* **WHAT IS BEING ASKED**:
Within the records below, find each line with the word "title" and copy it out.

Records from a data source
▬▬▬▬▬▬▬▬▬▬

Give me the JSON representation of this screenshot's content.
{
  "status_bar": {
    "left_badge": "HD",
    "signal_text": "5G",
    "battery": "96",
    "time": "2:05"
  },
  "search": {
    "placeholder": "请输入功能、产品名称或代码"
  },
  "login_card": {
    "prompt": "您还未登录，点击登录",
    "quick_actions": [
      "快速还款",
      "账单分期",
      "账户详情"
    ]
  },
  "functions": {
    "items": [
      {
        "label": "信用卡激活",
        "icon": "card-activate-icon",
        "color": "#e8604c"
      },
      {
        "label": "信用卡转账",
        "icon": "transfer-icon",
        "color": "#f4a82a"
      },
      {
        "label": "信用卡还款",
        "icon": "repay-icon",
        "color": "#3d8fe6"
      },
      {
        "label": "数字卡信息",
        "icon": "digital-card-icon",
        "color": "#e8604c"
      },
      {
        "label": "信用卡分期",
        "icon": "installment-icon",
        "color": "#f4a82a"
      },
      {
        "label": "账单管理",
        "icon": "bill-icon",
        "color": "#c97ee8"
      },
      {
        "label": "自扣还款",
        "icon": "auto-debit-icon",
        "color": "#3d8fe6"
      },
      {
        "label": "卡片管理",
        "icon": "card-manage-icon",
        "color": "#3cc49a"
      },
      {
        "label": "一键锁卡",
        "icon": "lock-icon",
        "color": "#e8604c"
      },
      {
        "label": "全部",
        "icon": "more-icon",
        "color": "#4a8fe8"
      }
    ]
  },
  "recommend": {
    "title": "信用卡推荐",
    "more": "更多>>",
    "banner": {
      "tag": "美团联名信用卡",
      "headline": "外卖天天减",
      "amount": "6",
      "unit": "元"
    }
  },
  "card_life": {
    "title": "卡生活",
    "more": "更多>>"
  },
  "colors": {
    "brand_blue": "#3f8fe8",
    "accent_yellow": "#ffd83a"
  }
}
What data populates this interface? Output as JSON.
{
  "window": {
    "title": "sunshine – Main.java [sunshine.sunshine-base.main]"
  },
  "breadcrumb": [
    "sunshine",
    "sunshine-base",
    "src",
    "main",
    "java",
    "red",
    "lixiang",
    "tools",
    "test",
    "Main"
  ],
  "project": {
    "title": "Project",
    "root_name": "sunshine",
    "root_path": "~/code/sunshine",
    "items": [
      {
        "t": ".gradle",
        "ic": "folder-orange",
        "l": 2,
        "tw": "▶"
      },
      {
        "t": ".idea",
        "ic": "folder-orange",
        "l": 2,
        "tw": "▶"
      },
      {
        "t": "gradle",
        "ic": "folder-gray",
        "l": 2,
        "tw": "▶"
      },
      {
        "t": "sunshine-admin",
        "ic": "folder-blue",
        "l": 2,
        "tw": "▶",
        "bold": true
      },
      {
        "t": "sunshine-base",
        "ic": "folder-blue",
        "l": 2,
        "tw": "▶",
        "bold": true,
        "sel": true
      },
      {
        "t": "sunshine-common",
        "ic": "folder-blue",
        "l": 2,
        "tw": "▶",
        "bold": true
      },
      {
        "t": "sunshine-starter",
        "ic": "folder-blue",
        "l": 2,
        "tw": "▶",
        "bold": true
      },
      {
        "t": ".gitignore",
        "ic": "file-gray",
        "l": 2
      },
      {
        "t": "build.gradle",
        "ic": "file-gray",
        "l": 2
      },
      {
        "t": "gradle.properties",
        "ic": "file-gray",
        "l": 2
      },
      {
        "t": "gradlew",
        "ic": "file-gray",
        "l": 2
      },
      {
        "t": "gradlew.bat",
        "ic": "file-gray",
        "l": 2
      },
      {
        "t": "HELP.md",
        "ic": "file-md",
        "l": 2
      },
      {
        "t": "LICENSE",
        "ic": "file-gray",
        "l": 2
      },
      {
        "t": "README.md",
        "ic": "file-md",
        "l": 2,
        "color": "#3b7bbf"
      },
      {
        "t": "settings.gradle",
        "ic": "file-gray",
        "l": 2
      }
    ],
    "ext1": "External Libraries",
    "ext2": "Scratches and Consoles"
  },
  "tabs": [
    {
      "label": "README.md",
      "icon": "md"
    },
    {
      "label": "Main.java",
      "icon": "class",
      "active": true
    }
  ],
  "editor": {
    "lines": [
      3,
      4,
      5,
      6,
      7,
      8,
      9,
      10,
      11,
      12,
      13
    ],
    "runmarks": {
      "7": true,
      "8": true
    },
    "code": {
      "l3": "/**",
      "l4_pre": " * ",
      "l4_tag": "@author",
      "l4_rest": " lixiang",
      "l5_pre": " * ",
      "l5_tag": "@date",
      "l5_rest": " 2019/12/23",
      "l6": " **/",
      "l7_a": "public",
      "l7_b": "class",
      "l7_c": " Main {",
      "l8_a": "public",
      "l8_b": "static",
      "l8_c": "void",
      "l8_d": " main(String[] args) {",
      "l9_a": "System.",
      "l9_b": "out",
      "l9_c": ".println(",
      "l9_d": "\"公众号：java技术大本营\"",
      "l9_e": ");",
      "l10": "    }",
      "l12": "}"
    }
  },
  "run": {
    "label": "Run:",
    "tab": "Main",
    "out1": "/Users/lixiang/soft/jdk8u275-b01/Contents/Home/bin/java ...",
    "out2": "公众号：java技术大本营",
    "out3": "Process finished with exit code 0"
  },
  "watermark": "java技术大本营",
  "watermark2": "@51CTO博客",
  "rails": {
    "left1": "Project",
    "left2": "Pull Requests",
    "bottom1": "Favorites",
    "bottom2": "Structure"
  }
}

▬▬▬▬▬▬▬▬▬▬

* **RESULT OF THIS EXERCISE**:
    "title": "信用卡推荐",
    "title": "卡生活",
    "title": "sunshine – Main.java [sunshine.sunshine-base.main]"
    "title": "Project",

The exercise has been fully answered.